(AVAILABLE DATA begins)

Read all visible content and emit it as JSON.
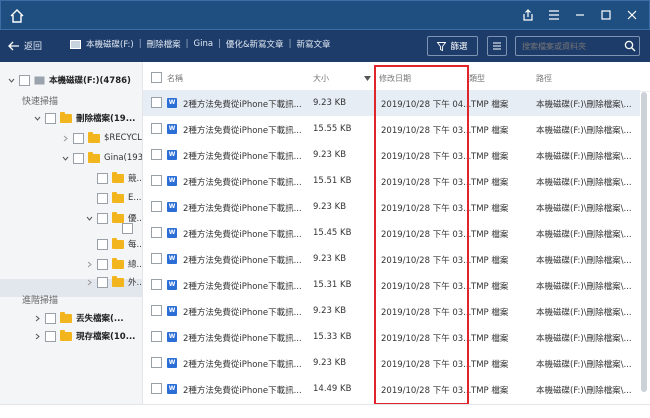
{
  "titlebar": {
    "home_icon": "home-icon",
    "controls": [
      "share-icon",
      "menu-icon",
      "minimize-icon",
      "maximize-icon",
      "close-icon"
    ]
  },
  "nav": {
    "back_label": "返回",
    "breadcrumb": [
      "本機磁碟(F:)",
      "刪除檔案",
      "Gina",
      "優化&新寫文章",
      "新寫文章"
    ],
    "filter_label": "篩選",
    "search_placeholder": "搜索檔案或資料夾"
  },
  "sidebar": {
    "drive_label": "本機磁碟(F:)(4786)",
    "quick_scan": "快速掃描",
    "deleted_files": "刪除檔案(19...",
    "recycle": "$RECYCL...",
    "gina": "Gina(1935)",
    "f1": "競...",
    "f2": "E...",
    "f3": "優...",
    "f4": "每...",
    "f5": "總...",
    "f6": "外...",
    "deep_scan": "進階掃描",
    "lost_files": "丟失檔案(...",
    "existing_files": "現存檔案(10..."
  },
  "columns": {
    "name": "名稱",
    "size": "大小",
    "modified": "修改日期",
    "type": "類型",
    "path": "路徑"
  },
  "rows": [
    {
      "name": "2種方法免費從iPhone下載訊...",
      "size": "9.23 KB",
      "date": "2019/10/28 下午 04...",
      "type": "TMP 檔案",
      "path": "本機磁碟(F:)\\刪除檔案\\..."
    },
    {
      "name": "2種方法免費從iPhone下載訊...",
      "size": "15.55 KB",
      "date": "2019/10/28 下午 03...",
      "type": "TMP 檔案",
      "path": "本機磁碟(F:)\\刪除檔案\\..."
    },
    {
      "name": "2種方法免費從iPhone下載訊...",
      "size": "9.23 KB",
      "date": "2019/10/28 下午 03...",
      "type": "TMP 檔案",
      "path": "本機磁碟(F:)\\刪除檔案\\..."
    },
    {
      "name": "2種方法免費從iPhone下載訊...",
      "size": "15.51 KB",
      "date": "2019/10/28 下午 03...",
      "type": "TMP 檔案",
      "path": "本機磁碟(F:)\\刪除檔案\\..."
    },
    {
      "name": "2種方法免費從iPhone下載訊...",
      "size": "9.23 KB",
      "date": "2019/10/28 下午 03...",
      "type": "TMP 檔案",
      "path": "本機磁碟(F:)\\刪除檔案\\..."
    },
    {
      "name": "2種方法免費從iPhone下載訊...",
      "size": "15.45 KB",
      "date": "2019/10/28 下午 03...",
      "type": "TMP 檔案",
      "path": "本機磁碟(F:)\\刪除檔案\\..."
    },
    {
      "name": "2種方法免費從iPhone下載訊...",
      "size": "9.23 KB",
      "date": "2019/10/28 下午 03...",
      "type": "TMP 檔案",
      "path": "本機磁碟(F:)\\刪除檔案\\..."
    },
    {
      "name": "2種方法免費從iPhone下載訊...",
      "size": "15.31 KB",
      "date": "2019/10/28 下午 03...",
      "type": "TMP 檔案",
      "path": "本機磁碟(F:)\\刪除檔案\\..."
    },
    {
      "name": "2種方法免費從iPhone下載訊...",
      "size": "9.23 KB",
      "date": "2019/10/28 下午 03...",
      "type": "TMP 檔案",
      "path": "本機磁碟(F:)\\刪除檔案\\..."
    },
    {
      "name": "2種方法免費從iPhone下載訊...",
      "size": "15.33 KB",
      "date": "2019/10/28 下午 03...",
      "type": "TMP 檔案",
      "path": "本機磁碟(F:)\\刪除檔案\\..."
    },
    {
      "name": "2種方法免費從iPhone下載訊...",
      "size": "9.23 KB",
      "date": "2019/10/28 下午 03...",
      "type": "TMP 檔案",
      "path": "本機磁碟(F:)\\刪除檔案\\..."
    },
    {
      "name": "2種方法免費從iPhone下載訊...",
      "size": "14.49 KB",
      "date": "2019/10/28 下午 03...",
      "type": "TMP 檔案",
      "path": "本機磁碟(F:)\\刪除檔案\\..."
    }
  ],
  "colors": {
    "titlebar": "#1f4e80",
    "navbar": "#1e3c6a",
    "accent": "#2b6ed6",
    "folder": "#f3b51d",
    "highlight": "#e0242b"
  }
}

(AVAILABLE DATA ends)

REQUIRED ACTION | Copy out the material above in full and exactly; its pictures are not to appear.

REPLY |
Read all visible content and emit it as JSON.
{
  "titlebar": {
    "home_icon": "home-icon",
    "controls": [
      "share-icon",
      "menu-icon",
      "minimize-icon",
      "maximize-icon",
      "close-icon"
    ]
  },
  "nav": {
    "back_label": "返回",
    "breadcrumb": [
      "本機磁碟(F:)",
      "刪除檔案",
      "Gina",
      "優化&新寫文章",
      "新寫文章"
    ],
    "filter_label": "篩選",
    "search_placeholder": "搜索檔案或資料夾"
  },
  "sidebar": {
    "drive_label": "本機磁碟(F:)(4786)",
    "quick_scan": "快速掃描",
    "deleted_files": "刪除檔案(19...",
    "recycle": "$RECYCL...",
    "gina": "Gina(1935)",
    "f1": "競...",
    "f2": "E...",
    "f3": "優...",
    "f4": "每...",
    "f5": "總...",
    "f6": "外...",
    "deep_scan": "進階掃描",
    "lost_files": "丟失檔案(...",
    "existing_files": "現存檔案(10..."
  },
  "columns": {
    "name": "名稱",
    "size": "大小",
    "modified": "修改日期",
    "type": "類型",
    "path": "路徑"
  },
  "rows": [
    {
      "name": "2種方法免費從iPhone下載訊...",
      "size": "9.23 KB",
      "date": "2019/10/28 下午 04...",
      "type": "TMP 檔案",
      "path": "本機磁碟(F:)\\刪除檔案\\..."
    },
    {
      "name": "2種方法免費從iPhone下載訊...",
      "size": "15.55 KB",
      "date": "2019/10/28 下午 03...",
      "type": "TMP 檔案",
      "path": "本機磁碟(F:)\\刪除檔案\\..."
    },
    {
      "name": "2種方法免費從iPhone下載訊...",
      "size": "9.23 KB",
      "date": "2019/10/28 下午 03...",
      "type": "TMP 檔案",
      "path": "本機磁碟(F:)\\刪除檔案\\..."
    },
    {
      "name": "2種方法免費從iPhone下載訊...",
      "size": "15.51 KB",
      "date": "2019/10/28 下午 03...",
      "type": "TMP 檔案",
      "path": "本機磁碟(F:)\\刪除檔案\\..."
    },
    {
      "name": "2種方法免費從iPhone下載訊...",
      "size": "9.23 KB",
      "date": "2019/10/28 下午 03...",
      "type": "TMP 檔案",
      "path": "本機磁碟(F:)\\刪除檔案\\..."
    },
    {
      "name": "2種方法免費從iPhone下載訊...",
      "size": "15.45 KB",
      "date": "2019/10/28 下午 03...",
      "type": "TMP 檔案",
      "path": "本機磁碟(F:)\\刪除檔案\\..."
    },
    {
      "name": "2種方法免費從iPhone下載訊...",
      "size": "9.23 KB",
      "date": "2019/10/28 下午 03...",
      "type": "TMP 檔案",
      "path": "本機磁碟(F:)\\刪除檔案\\..."
    },
    {
      "name": "2種方法免費從iPhone下載訊...",
      "size": "15.31 KB",
      "date": "2019/10/28 下午 03...",
      "type": "TMP 檔案",
      "path": "本機磁碟(F:)\\刪除檔案\\..."
    },
    {
      "name": "2種方法免費從iPhone下載訊...",
      "size": "9.23 KB",
      "date": "2019/10/28 下午 03...",
      "type": "TMP 檔案",
      "path": "本機磁碟(F:)\\刪除檔案\\..."
    },
    {
      "name": "2種方法免費從iPhone下載訊...",
      "size": "15.33 KB",
      "date": "2019/10/28 下午 03...",
      "type": "TMP 檔案",
      "path": "本機磁碟(F:)\\刪除檔案\\..."
    },
    {
      "name": "2種方法免費從iPhone下載訊...",
      "size": "9.23 KB",
      "date": "2019/10/28 下午 03...",
      "type": "TMP 檔案",
      "path": "本機磁碟(F:)\\刪除檔案\\..."
    },
    {
      "name": "2種方法免費從iPhone下載訊...",
      "size": "14.49 KB",
      "date": "2019/10/28 下午 03...",
      "type": "TMP 檔案",
      "path": "本機磁碟(F:)\\刪除檔案\\..."
    }
  ],
  "colors": {
    "titlebar": "#1f4e80",
    "navbar": "#1e3c6a",
    "accent": "#2b6ed6",
    "folder": "#f3b51d",
    "highlight": "#e0242b"
  }
}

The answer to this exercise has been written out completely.